• _Exercise details_: Which of the lines below include the word "background"? Pull each one out.
==========
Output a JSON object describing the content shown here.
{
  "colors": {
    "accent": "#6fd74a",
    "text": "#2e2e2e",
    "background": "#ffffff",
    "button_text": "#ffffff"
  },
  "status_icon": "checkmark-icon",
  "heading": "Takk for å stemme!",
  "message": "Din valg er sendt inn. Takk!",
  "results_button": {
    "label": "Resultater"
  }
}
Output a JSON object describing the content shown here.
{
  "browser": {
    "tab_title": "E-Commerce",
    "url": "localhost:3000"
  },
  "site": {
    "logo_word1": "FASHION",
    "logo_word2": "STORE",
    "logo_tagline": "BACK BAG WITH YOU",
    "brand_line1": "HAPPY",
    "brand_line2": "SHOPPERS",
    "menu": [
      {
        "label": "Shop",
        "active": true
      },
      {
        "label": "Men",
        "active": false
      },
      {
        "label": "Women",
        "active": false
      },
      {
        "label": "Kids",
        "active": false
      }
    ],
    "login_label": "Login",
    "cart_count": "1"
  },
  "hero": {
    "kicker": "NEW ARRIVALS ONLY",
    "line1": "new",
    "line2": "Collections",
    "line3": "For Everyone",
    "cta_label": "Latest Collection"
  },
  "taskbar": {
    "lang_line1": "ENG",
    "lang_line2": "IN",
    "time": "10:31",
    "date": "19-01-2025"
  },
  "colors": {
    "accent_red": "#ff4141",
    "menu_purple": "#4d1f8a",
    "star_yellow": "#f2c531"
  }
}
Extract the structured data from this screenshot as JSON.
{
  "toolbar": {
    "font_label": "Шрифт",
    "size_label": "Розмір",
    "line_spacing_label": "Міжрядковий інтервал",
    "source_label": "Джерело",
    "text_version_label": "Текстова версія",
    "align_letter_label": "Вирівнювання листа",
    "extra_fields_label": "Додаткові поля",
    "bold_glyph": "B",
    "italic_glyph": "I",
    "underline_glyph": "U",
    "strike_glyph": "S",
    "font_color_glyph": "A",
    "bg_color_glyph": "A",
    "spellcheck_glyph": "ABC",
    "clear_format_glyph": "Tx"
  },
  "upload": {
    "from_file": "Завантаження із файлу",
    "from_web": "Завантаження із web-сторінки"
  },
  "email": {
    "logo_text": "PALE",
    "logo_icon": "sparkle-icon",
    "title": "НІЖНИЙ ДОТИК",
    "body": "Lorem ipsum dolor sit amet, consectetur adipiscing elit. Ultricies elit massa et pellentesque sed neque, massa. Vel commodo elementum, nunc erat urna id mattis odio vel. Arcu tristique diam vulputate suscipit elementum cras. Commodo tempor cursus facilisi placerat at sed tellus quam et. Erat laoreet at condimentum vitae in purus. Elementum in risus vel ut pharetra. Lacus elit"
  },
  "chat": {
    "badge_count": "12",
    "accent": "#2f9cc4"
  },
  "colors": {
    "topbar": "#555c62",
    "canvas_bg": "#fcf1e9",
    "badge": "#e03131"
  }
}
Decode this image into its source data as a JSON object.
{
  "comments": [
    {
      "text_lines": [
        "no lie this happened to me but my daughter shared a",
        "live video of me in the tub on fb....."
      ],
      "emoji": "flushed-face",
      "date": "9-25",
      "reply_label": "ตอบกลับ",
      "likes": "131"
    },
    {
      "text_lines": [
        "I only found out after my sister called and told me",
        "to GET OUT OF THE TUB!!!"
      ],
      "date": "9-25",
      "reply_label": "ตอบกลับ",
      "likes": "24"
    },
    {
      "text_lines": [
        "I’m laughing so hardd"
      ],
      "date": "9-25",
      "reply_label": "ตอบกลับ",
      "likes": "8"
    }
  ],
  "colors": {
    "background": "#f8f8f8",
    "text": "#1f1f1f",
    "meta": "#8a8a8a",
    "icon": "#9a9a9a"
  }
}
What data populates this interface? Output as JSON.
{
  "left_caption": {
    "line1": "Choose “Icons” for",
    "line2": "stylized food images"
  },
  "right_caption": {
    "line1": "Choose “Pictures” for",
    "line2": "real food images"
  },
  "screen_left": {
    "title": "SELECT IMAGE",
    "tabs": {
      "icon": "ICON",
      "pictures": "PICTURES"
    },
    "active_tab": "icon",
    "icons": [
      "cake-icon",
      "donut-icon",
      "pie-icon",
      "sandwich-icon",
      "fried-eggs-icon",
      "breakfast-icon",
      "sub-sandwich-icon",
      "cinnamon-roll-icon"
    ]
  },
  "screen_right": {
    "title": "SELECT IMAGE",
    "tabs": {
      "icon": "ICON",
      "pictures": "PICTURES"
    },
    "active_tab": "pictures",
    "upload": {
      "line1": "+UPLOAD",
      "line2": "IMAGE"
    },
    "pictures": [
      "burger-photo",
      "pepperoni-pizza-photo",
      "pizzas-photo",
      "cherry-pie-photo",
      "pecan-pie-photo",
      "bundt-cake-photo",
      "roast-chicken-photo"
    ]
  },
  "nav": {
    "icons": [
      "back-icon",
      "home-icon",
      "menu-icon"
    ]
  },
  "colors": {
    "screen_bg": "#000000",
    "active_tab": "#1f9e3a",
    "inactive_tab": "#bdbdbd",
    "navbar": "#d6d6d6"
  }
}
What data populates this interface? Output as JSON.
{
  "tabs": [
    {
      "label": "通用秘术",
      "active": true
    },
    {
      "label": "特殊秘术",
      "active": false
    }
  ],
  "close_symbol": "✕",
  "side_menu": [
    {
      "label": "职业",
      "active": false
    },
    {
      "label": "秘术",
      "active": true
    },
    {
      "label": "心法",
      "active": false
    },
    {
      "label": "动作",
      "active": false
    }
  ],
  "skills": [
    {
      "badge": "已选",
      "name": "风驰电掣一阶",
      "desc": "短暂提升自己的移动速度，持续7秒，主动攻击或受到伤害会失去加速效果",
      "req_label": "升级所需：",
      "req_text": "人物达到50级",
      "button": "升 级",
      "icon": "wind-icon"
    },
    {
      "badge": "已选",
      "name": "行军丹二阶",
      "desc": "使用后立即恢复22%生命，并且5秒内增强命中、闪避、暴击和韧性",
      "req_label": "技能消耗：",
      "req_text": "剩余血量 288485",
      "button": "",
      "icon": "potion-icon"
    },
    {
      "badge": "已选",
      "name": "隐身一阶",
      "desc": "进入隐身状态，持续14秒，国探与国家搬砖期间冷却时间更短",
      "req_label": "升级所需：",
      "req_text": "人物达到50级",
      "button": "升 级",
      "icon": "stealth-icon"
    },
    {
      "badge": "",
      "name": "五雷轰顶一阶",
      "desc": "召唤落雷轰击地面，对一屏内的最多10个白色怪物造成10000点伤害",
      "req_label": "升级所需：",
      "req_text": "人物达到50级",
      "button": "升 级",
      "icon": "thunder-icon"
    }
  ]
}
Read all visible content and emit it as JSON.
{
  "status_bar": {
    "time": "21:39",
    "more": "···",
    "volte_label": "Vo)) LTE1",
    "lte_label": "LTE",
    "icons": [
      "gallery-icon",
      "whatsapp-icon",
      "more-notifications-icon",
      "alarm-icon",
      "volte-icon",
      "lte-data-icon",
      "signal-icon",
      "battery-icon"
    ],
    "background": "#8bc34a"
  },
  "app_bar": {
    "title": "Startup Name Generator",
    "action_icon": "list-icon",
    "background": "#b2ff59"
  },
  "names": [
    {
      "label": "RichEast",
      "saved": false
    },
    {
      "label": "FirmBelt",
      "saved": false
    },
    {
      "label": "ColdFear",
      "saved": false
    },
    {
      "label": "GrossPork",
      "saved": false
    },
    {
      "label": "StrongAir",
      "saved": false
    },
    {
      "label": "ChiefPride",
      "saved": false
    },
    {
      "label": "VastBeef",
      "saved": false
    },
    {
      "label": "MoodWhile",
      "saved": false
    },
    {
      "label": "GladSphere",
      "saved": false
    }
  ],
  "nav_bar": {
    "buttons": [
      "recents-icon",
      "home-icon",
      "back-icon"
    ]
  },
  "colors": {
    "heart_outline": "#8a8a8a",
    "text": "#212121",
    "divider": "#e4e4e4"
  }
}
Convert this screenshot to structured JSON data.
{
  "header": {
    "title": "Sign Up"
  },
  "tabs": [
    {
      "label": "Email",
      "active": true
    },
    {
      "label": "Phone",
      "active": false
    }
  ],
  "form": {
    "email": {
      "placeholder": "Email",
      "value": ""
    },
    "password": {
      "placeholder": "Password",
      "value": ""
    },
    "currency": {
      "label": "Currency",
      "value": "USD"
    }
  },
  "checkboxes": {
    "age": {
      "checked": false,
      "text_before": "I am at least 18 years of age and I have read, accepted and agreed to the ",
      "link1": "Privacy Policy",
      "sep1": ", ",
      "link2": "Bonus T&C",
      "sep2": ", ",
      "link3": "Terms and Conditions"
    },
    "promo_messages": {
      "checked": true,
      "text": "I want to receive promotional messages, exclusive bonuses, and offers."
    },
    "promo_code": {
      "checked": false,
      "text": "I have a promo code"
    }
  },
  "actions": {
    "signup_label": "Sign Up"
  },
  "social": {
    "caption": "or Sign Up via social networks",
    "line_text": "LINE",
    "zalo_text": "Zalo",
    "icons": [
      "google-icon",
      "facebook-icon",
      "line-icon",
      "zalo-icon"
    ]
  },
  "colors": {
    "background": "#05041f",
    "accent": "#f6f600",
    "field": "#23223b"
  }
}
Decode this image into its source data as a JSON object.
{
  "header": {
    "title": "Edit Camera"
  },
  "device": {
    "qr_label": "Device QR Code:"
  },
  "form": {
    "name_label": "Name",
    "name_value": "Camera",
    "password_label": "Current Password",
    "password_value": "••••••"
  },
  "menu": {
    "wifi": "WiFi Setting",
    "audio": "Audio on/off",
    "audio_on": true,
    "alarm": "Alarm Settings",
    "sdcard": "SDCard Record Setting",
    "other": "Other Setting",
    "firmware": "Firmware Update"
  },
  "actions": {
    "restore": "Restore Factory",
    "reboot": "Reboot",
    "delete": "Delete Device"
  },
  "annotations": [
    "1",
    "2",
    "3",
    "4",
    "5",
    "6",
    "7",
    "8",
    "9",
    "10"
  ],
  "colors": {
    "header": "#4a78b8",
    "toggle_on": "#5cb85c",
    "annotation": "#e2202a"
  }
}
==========
• _Result of the task_:
    "background": "#ffffff",
    "background": "#f8f8f8",
    "background": "#8bc34a"
    "background": "#b2ff59"
    "background": "#05041f",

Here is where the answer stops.